"He's basically saying we are getting too much information too quickly, and from 'unreliable sources.' Of course, he's referring to talk radio, blogs and other mediums that tend to disagree with his political views."
But as that kind of tired, politically-colored response helps to illustrate itself, Obama's point isn't about too many divergent views. It's about a serious lack of views. The way the internet narrows opinion to a few fairly predictable and easily reproducible one-liners. Reduces them to sound bytes. Amplifies the paranoia of American politics into the madness of the mob.
And yet Obama's point is bigger than the implications of the internet for political thinking. It's about what we care about period, and how group think impacts our consciousness of the world.
Remember how the personal computer was going to start a revolution to help us think different? It's hard not to appreciate the irony that a "movement" aimed at independent, rebellious thinking largely inspired a cult of gadgetry and a closed ecosystem that has a few observers making comparisons to Big Brother. (And I get it, but still: "think different" is bad grammar.)
But you don't need to compare the number of Google hits for iPad with hits for, say, the Supreme Court (the difference, in any case, is 30 some odd million, in you-know-which direction). You just need to consider the noise that our ever-increasing obsessions with gadgets and the growing stream of news flashes, blogs, video, photos, memes, personal updates and ads they bring us, amidst the already very noisy place where many of us spend much of our time.
If Obama's digital credentials need to be questioned (probably not) over his brave new skepticism, Max Palevsky's certainly don't. Pavelevsky was a pioneer of computing, and a founder of the computer-chip giant Intel. When he died last week, the Times wrote that
Mr. Palevsky remained skeptical about the cultural influence of computer technology.

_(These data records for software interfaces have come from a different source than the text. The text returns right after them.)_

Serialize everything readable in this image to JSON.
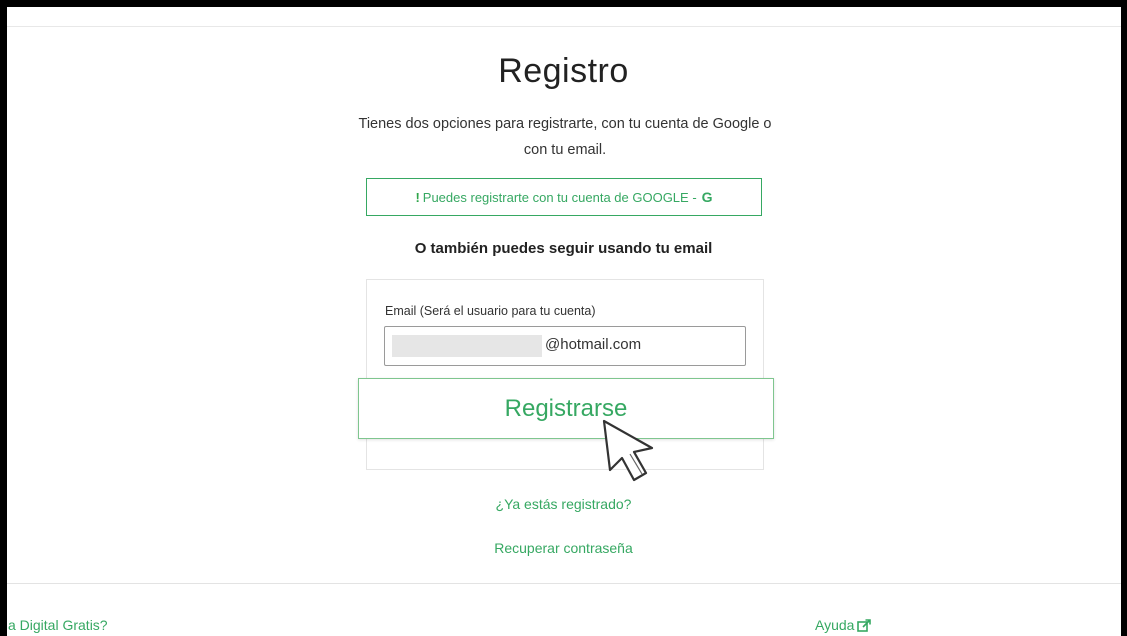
{
  "page": {
    "title": "Registro",
    "subtitle": "Tienes dos opciones para registrarte, con tu cuenta de Google o con tu email."
  },
  "google": {
    "label": "Puedes registrarte con tu cuenta de GOOGLE -",
    "icon": "google-icon",
    "icon_glyph": "G",
    "excl": "!"
  },
  "alt_heading": "O también puedes seguir usando tu email",
  "form": {
    "email_label": "Email (Será el usuario para tu cuenta)",
    "email_value": "@hotmail.com",
    "submit_label": "Registrarse"
  },
  "links": {
    "registered": "¿Ya estás registrado?",
    "recover": "Recuperar contraseña"
  },
  "footer": {
    "left_text": "a Digital Gratis?",
    "help_label": "Ayuda",
    "help_icon": "external-link-icon"
  },
  "colors": {
    "accent": "#36a862",
    "border": "#e4e4e4"
  }
}
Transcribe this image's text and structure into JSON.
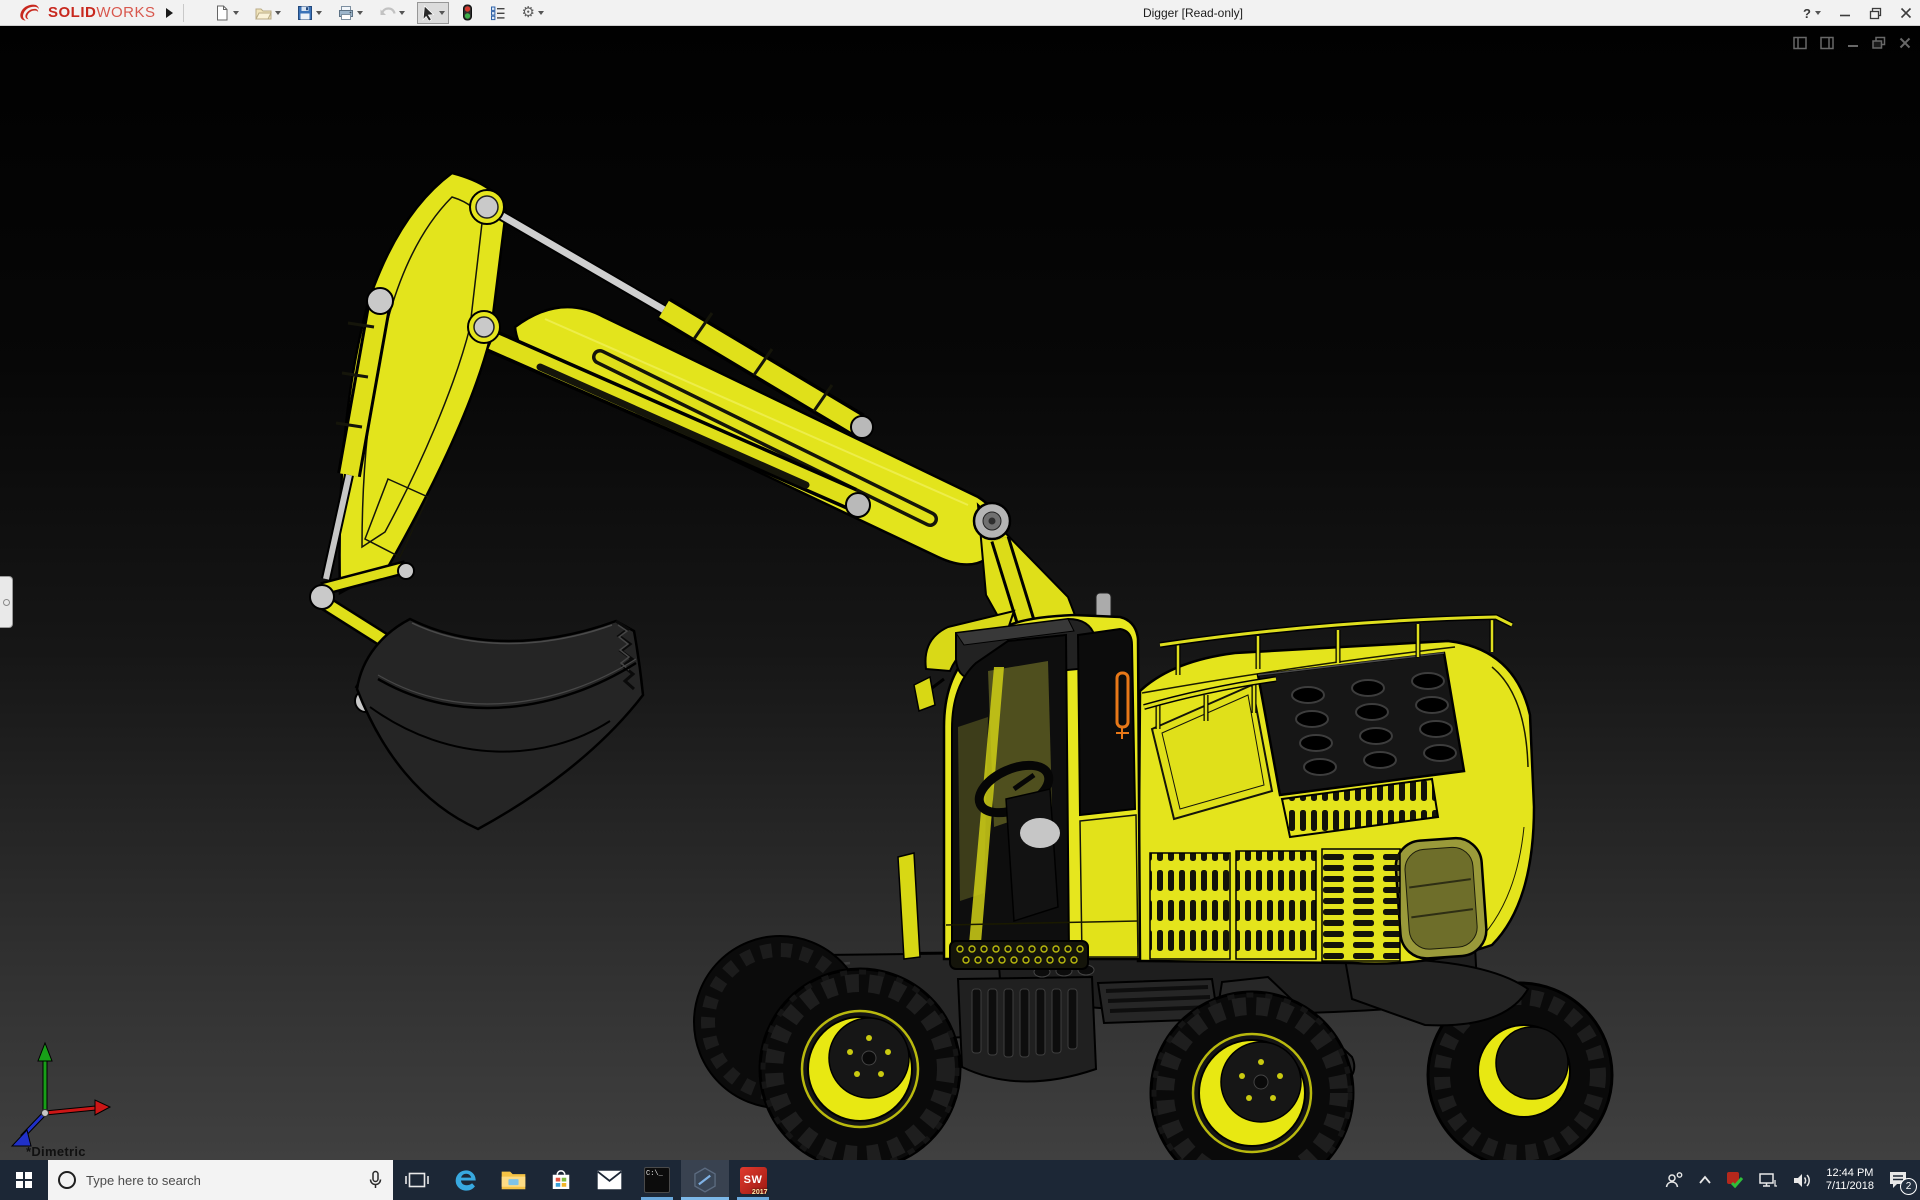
{
  "window": {
    "brand_bold": "SOLID",
    "brand_light": "WORKS",
    "title": "Digger [Read-only]",
    "help_label": "?"
  },
  "toolbar": {
    "icons": [
      "new-document",
      "open",
      "save",
      "print",
      "undo",
      "select-cursor",
      "rebuild-stoplight",
      "file-properties",
      "options-gear"
    ]
  },
  "viewport": {
    "view_label": "*Dimetric",
    "controls": [
      "pane-left-icon",
      "pane-right-icon",
      "minimize-icon",
      "restore-icon",
      "close-icon"
    ]
  },
  "taskbar": {
    "search_placeholder": "Type here to search",
    "cmd_label": "C:\\_",
    "sw_label": "SW",
    "sw_year": "2017",
    "apps": [
      "task-view",
      "edge",
      "file-explorer",
      "store",
      "mail",
      "command-prompt",
      "hexagon-app",
      "solidworks-2017"
    ],
    "tray": {
      "time": "12:44 PM",
      "date": "7/11/2018",
      "notification_count": "2"
    }
  },
  "colors": {
    "excavator_yellow": "#e4e41c",
    "titlebar_bg": "#f2f2f2",
    "taskbar_bg": "#1c2736",
    "taskbar_underline": "#6aa8dc",
    "brand_red": "#c8281e",
    "highlight_orange": "#e87818",
    "viewport_top": "#010101",
    "viewport_bottom": "#404040"
  }
}
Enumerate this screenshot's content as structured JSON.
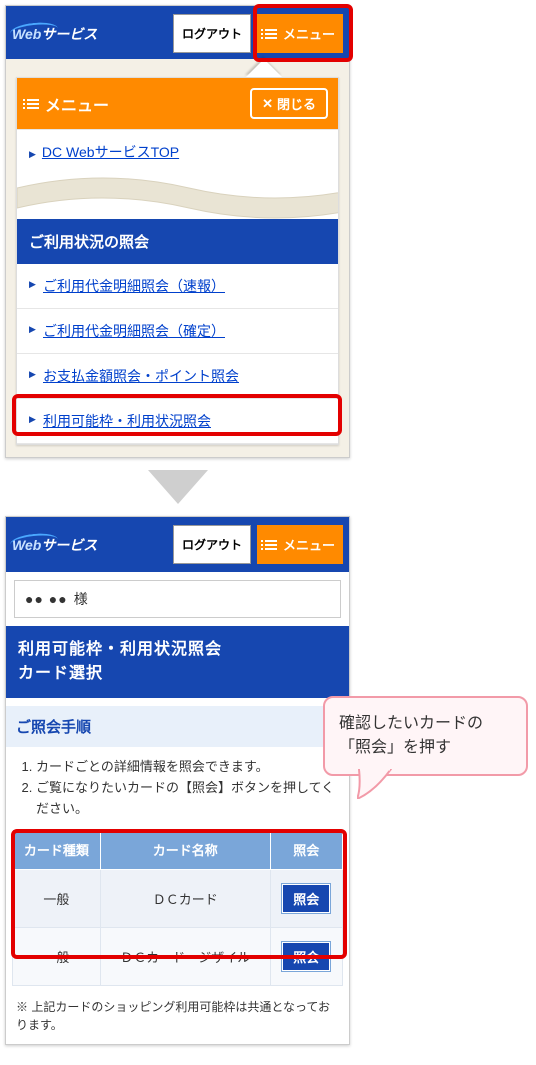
{
  "logo_web": "Web",
  "logo_svc": "サービス",
  "logout": "ログアウト",
  "menu": "メニュー",
  "close": "閉じる",
  "menu_top": "DC WebサービスTOP",
  "sec_usage": "ご利用状況の照会",
  "usage_links": [
    "ご利用代金明細照会（速報）",
    "ご利用代金明細照会（確定）",
    "お支払金額照会・ポイント照会",
    "利用可能枠・利用状況照会"
  ],
  "greet_suffix": "様",
  "page_title_l1": "利用可能枠・利用状況照会",
  "page_title_l2": "カード選択",
  "sub_title": "ご照会手順",
  "steps": [
    "カードごとの詳細情報を照会できます。",
    "ご覧になりたいカードの【照会】ボタンを押してください。"
  ],
  "th_type": "カード種類",
  "th_name": "カード名称",
  "th_inq": "照会",
  "rows": [
    {
      "type": "一般",
      "name": "ＤＣカード"
    },
    {
      "type": "一般",
      "name": "ＤＣカード　ジザイル"
    }
  ],
  "inquiry_btn": "照会",
  "note": "※ 上記カードのショッピング利用可能枠は共通となっております。",
  "callout_l1": "確認したいカードの",
  "callout_l2": "「照会」を押す"
}
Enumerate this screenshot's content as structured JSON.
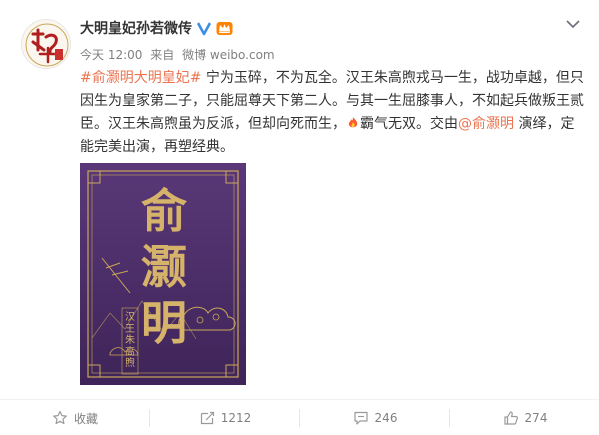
{
  "post": {
    "author": "大明皇妃孙若微传",
    "time": "今天 12:00",
    "source_prefix": "来自",
    "source": "微博 weibo.com",
    "content": {
      "hashtag": "#俞灏明大明皇妃#",
      "text1": " 宁为玉碎，不为瓦全。汉王朱高煦戎马一生，战功卓越，但只因生为皇家第二子，只能屈尊天下第二人。与其一生屈膝事人，不如起兵做叛王贰臣。汉王朱高煦虽为反派，但却向死而生，",
      "text2": "霸气无双。交由",
      "mention": "@俞灏明",
      "text3": " 演绎，定能完美出演，再塑经典。"
    },
    "poster": {
      "title_chars": [
        "俞",
        "灏",
        "明"
      ],
      "subtitle": "汉王朱高煦"
    },
    "actions": {
      "favorite": "收藏",
      "repost": "1212",
      "comment": "246",
      "like": "274"
    }
  },
  "colors": {
    "link": "#eb7350",
    "poster_bg": "#4b2c6b",
    "poster_gold": "#c9a75a"
  }
}
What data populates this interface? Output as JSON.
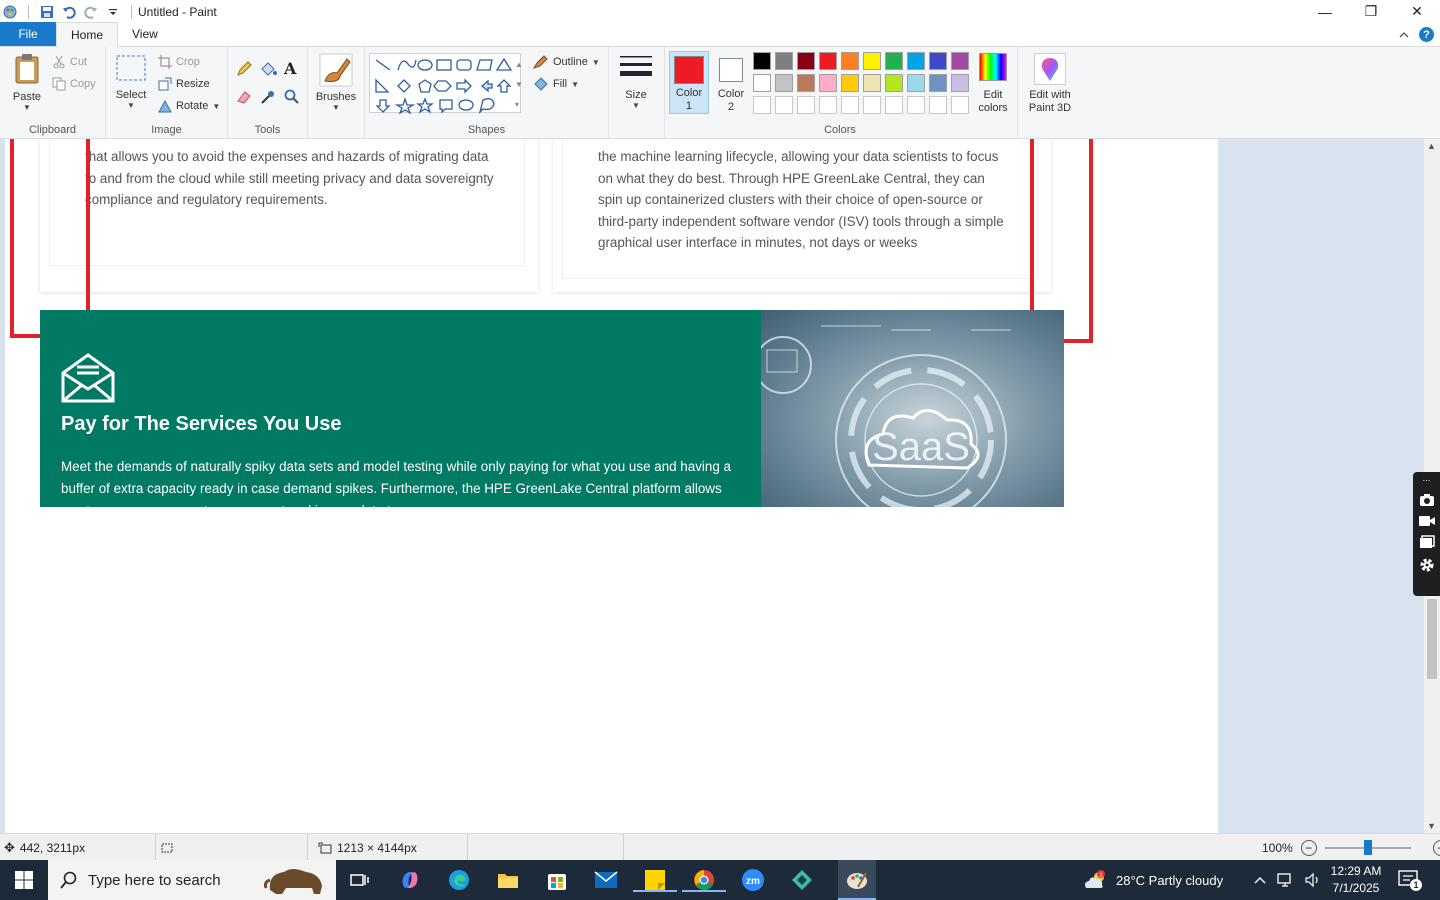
{
  "window": {
    "title": "Untitled - Paint",
    "controls": {
      "minimize": "—",
      "restore": "❐",
      "close": "✕"
    }
  },
  "tabs": {
    "file": "File",
    "home": "Home",
    "view": "View"
  },
  "ribbon": {
    "clipboard": {
      "label": "Clipboard",
      "paste": "Paste",
      "cut": "Cut",
      "copy": "Copy"
    },
    "image": {
      "label": "Image",
      "select": "Select",
      "crop": "Crop",
      "resize": "Resize",
      "rotate": "Rotate"
    },
    "tools": {
      "label": "Tools"
    },
    "brushes": {
      "label": "Brushes"
    },
    "shapes": {
      "label": "Shapes",
      "outline": "Outline",
      "fill": "Fill"
    },
    "size": {
      "label": "Size"
    },
    "colors": {
      "label": "Colors",
      "color1": "Color\n1",
      "color2": "Color\n2",
      "color1_value": "#ed1c24",
      "color2_value": "#ffffff",
      "edit_colors": "Edit\ncolors",
      "paint3d": "Edit with\nPaint 3D",
      "palette_row1": [
        "#000000",
        "#7f7f7f",
        "#880015",
        "#ed1c24",
        "#ff7f27",
        "#fff200",
        "#22b14c",
        "#00a2e8",
        "#3f48cc",
        "#a349a4"
      ],
      "palette_row2": [
        "#ffffff",
        "#c3c3c3",
        "#b97a57",
        "#ffaec9",
        "#ffc90e",
        "#efe4b0",
        "#b5e61d",
        "#99d9ea",
        "#7092be",
        "#c8bfe7"
      ]
    }
  },
  "content": {
    "card_left_text": "that allows you to avoid the expenses and hazards of migrating data to and from the cloud while still meeting privacy and data sovereignty compliance and regulatory requirements.",
    "card_right_text": "the machine learning lifecycle, allowing your data scientists to focus on what they do best. Through HPE GreenLake Central, they can spin up containerized clusters with their choice of open-source or third-party independent software vendor (ISV) tools through a simple graphical user interface in minutes, not days or weeks",
    "banner_title": "Pay for The Services You Use",
    "banner_text": "Meet the demands of naturally spiky data sets and model testing while only paying for what you use and having a buffer of extra capacity ready in case demand spikes. Furthermore, the HPE GreenLake Central platform allows you to see your usage at any moment and in complete transparency.",
    "saas_label": "SaaS"
  },
  "status": {
    "cursor_pos": "442, 3211px",
    "image_size": "1213 × 4144px",
    "zoom": "100%"
  },
  "taskbar": {
    "search_placeholder": "Type here to search",
    "weather": "28°C  Partly cloudy",
    "time": "12:29 AM",
    "date": "7/1/2025",
    "notification_count": "1"
  }
}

In a catalog essay for an Arts and Crafts exhibition at the Los Angeles County Museum of Art in 2005, he lamented "the hypnotic quality of computer games, the substitution of a Google search for genuine inquiry, the instant messaging that has replaced social discourse."
He meant it too. "I don't own a computer," he told The Los Angeles Times in 2008. "I don't own a cellphone, I don't own any electronics. I do own a radio."
This isn't about whether gadgets or the internet are good for education or not, or whether a tablet computer deserves more respect than a video game console. But that the internet would miss the lesson here isn't very surprising. After all -- and the revolutionary feel of our new gadgets notwithstanding -- the medium on which we're getting the news about this speech doesn't often feel designed for rich, in-depth thinking. It's made for surfing lightly over the waves, or as Nicholas Carr says, skimming across them on a jet ski.
This is the internet, so it's easy to see metaphorical links between this gulf -- the gulf of data, the gulf between our worldly engagement and our internet attention -- and another gulf. Is the one we're floating on now slick with oil too? (Or is it covered in garbage?) If we're skimming along the surface so fast, would we even notice?
Of course, like all our fancy technology, oil is considered essential to our economy; without it, of course, we couldn't have the plastic that encases all of our new gadgets. But how much do we need them? How dependent are we willing to be on them, and at what costs?
A version of this article appeared at Motherboard